House hunting in NJ? Careful what you say during tour
If you’re looking to buy a house in New Jersey be forewarned – the people selling the house may have you under secret surveillance.
As the price of video security systems like nanny cams continues to drop and the units get smaller and smaller, an increasing number of home sellers are using the devices to record the conversations of prospective buyers in order to get information that may be useful to them in the event an offer for the home is made and negotiations follow.
According to realtor Rob Dekanski, of Re/Max 1st Advantage, this has been going on for a couple of years.
“I had a listing where the owner was giving me a hard time during negotiations, indicating he was staying firm on his price because he knows the buyer loved the house,” said Dekanski. “When I asked him how do you know that, he said I was watching them on the nanny cam. And since then we’ve heard of it happening time and time again.”
He said this has become such an issue that “if we know that the property is being surveilled we do have to disclose it, the problem we have sometimes is that every homeowner isn’t forthcoming with that.”
He said a growing number of homeowners do have these systems, “so we do ask, and if they do say yes then, of course, we do disclose that they (the buyers) may be under surveillance when walking the property inside and out.”

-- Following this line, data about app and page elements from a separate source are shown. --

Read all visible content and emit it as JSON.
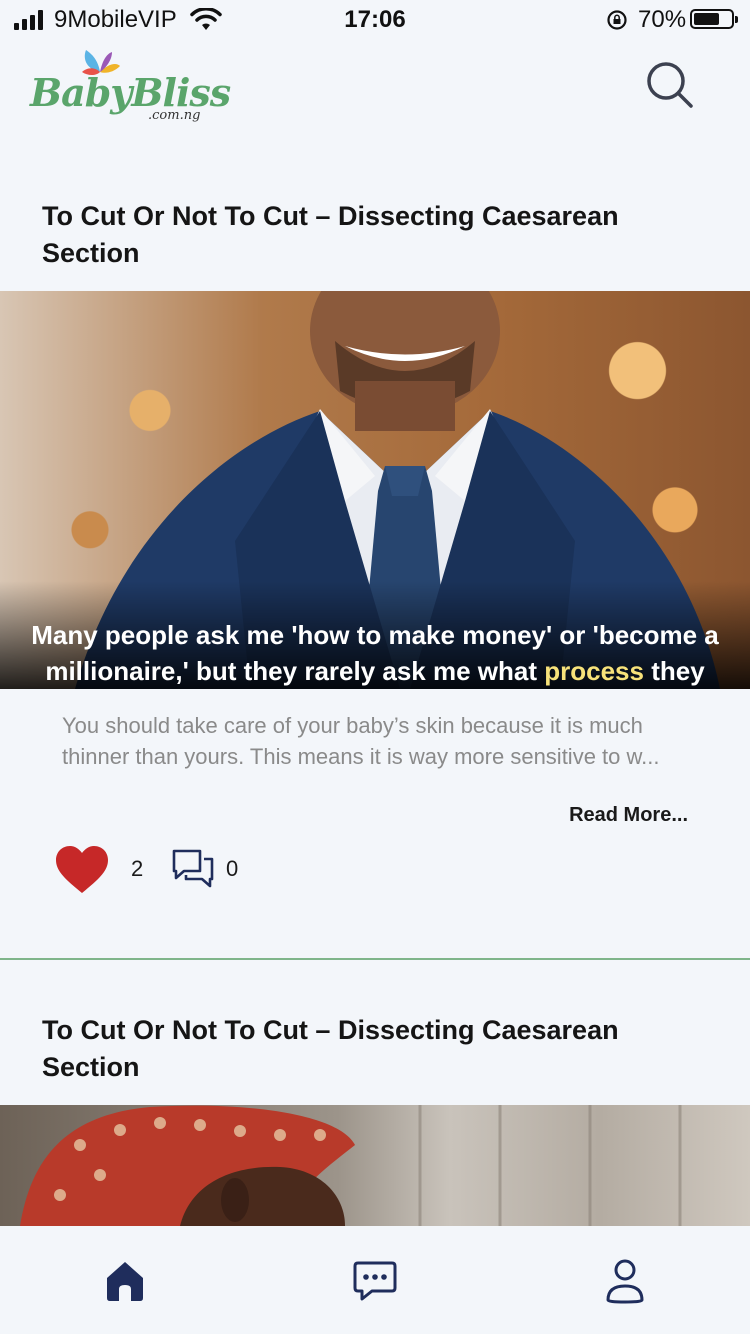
{
  "status_bar": {
    "carrier": "9MobileVIP",
    "time": "17:06",
    "battery_percent": "70%",
    "battery_level": 0.7
  },
  "header": {
    "logo_text": "BabyBliss",
    "logo_subtext": ".com.ng",
    "search_icon": "search-icon"
  },
  "posts": [
    {
      "title": "To Cut Or Not To Cut – Dissecting Caesarean Section",
      "image_quote_line1": "Many people ask me 'how to make money' or 'become a",
      "image_quote_line2_a": "millionaire,' but they rarely ask me what ",
      "image_quote_highlight": "process",
      "image_quote_line2_b": " they",
      "excerpt": "You should take care of your baby’s skin because it is much thinner than yours. This means it is way more sensitive to w...",
      "read_more": "Read More...",
      "likes": "2",
      "comments": "0"
    },
    {
      "title": "To Cut Or Not To Cut – Dissecting Caesarean Section"
    }
  ],
  "bottom_nav": [
    {
      "icon": "home-icon"
    },
    {
      "icon": "chat-icon"
    },
    {
      "icon": "profile-icon"
    }
  ],
  "colors": {
    "background": "#f3f6fa",
    "brand_green": "#5aa56b",
    "like_red": "#c62828",
    "nav_icon": "#1f2d5c",
    "divider": "#7fb58a"
  }
}
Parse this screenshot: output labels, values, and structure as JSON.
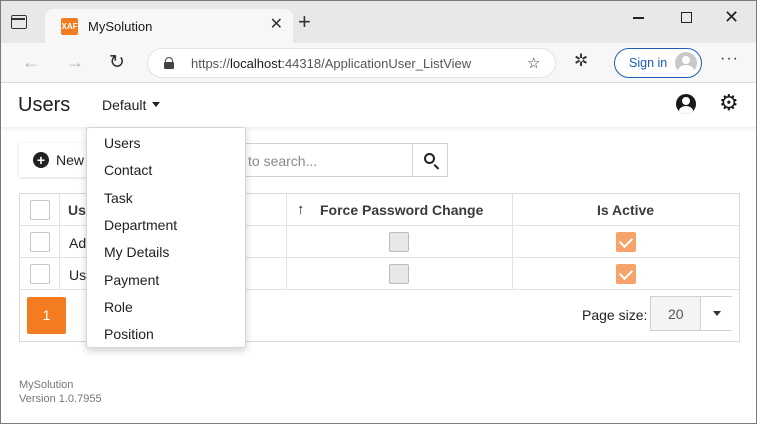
{
  "browser": {
    "tab_title": "MySolution",
    "tab_favicon_text": "XAF",
    "url_prefix": "https://",
    "url_host": "localhost",
    "url_rest": ":44318/ApplicationUser_ListView",
    "signin_label": "Sign in",
    "icons": [
      "tab-actions-icon",
      "close-icon",
      "plus-icon",
      "minimize-icon",
      "maximize-icon",
      "close-icon",
      "back-icon",
      "forward-icon",
      "reload-icon",
      "lock-icon",
      "favorite-icon",
      "extensions-icon",
      "avatar",
      "more-icon"
    ]
  },
  "header": {
    "title": "Users",
    "view_variant": "Default"
  },
  "toolbar": {
    "new_label": "New",
    "search_placeholder": "to search..."
  },
  "grid": {
    "columns": [
      "Us",
      "Force Password Change",
      "Is Active"
    ],
    "rows": [
      {
        "name": "Ad",
        "force_password_change": false,
        "is_active": true
      },
      {
        "name": "Us",
        "force_password_change": false,
        "is_active": true
      }
    ],
    "current_page": "1",
    "page_size_label": "Page size:",
    "page_size_value": "20"
  },
  "dropdown": {
    "items": [
      "Users",
      "Contact",
      "Task",
      "Department",
      "My Details",
      "Payment",
      "Role",
      "Position"
    ]
  },
  "footer": {
    "app_name": "MySolution",
    "version": "Version 1.0.7955"
  },
  "colors": {
    "accent": "#f47c20",
    "check_active": "#f6a46a",
    "link_blue": "#1a5fb4"
  }
}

Dekanski says under New Jersey law, if someone is going to have a surveillance system operating while prospective buyers are in their home they do have to disclose and it’s illegal to record somebody on your property without them knowing.
“You absolutely have to disclose to us as agents and to the buyers and anybody walking the property that there’s a possibility they may be under surveillance.”
He notes some individuals still may keep this information a secret so when someone on his team is showing a home, “I make sure I do instruct them when they first get going with us to tell the buyer to not speak their mind as far as motivation and pricing.”
“We don’t want to necessarily discuss our motivation, how much we like the home. We don’t want to show our cards, we want to negotiate as best we can.”
Dekanski says real estate agents aren’t thrilled about the uptick in surveillance recording devices being used because it can be deceptive — but also misleading.
“The reality is a conversation somebody has in your home, from the time they have that conversation to the time they maybe actually make an offer on the property, a lot can change.”
He also said if a homeowner seems to be holding information back and it appears there are issues that aren’t being disclosed, like the use of surveillance equipment, “we may pass on taking them on as a client because we don’t want their deception to now be represented by us.”
He stressed, however, that this is still rare.
“Most people are very honest and if they’re sincere about getting their home sold they will tell us what we need to know about the home.”
Greg Gianforcaro, a Phillipsburg criminal defense attorney, said if a prospective buyer learns there has been secret surveillance they would have grounds to get out of a signed agreement to buy the home if they wanted to because “in every contract there is a covenant of good faith and fair dealing.”
“One side is not negotiating in an open manner if they’re listening in, and so the information that’s in a negotiation will be affected. It’s definitely a breach of the covenant of good faith and fair dealing," Gianforcaro said.